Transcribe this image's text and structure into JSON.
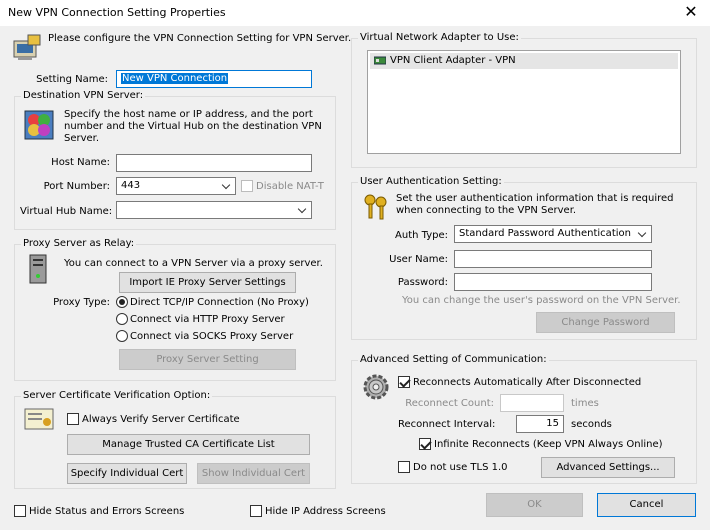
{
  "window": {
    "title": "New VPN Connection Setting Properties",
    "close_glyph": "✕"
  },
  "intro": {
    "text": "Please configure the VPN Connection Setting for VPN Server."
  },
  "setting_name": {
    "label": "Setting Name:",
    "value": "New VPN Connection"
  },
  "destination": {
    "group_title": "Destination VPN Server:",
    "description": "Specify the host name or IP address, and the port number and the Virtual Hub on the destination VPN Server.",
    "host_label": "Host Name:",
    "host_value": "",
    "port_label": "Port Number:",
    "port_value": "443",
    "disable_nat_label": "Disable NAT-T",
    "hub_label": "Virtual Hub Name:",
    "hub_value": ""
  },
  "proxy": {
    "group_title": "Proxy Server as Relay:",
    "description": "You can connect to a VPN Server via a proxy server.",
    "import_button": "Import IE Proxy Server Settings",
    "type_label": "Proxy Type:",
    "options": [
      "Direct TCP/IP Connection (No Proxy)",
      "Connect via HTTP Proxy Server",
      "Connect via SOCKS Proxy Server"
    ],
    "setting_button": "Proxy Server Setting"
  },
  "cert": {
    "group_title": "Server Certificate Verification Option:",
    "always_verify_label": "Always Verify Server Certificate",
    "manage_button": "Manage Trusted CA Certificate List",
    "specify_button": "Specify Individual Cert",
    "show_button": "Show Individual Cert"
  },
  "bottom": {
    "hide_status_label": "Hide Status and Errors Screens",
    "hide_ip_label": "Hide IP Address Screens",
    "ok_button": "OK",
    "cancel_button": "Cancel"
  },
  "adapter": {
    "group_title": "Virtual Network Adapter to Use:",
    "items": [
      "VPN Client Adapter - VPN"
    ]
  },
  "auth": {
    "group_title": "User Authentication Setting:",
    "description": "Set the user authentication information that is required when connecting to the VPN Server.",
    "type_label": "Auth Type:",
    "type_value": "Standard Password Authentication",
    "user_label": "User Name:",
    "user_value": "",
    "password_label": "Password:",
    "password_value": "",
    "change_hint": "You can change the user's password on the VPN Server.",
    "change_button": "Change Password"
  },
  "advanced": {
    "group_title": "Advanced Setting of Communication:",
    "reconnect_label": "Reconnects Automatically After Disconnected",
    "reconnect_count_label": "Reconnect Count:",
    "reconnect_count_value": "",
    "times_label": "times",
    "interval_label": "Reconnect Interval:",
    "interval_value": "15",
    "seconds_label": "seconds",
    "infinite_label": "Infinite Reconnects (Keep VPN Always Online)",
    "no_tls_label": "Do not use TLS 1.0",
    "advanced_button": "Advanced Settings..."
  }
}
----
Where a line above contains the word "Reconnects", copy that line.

    "reconnect_label": "Reconnects Automatically After Disconnected",
    "infinite_label": "Infinite Reconnects (Keep VPN Always Online)",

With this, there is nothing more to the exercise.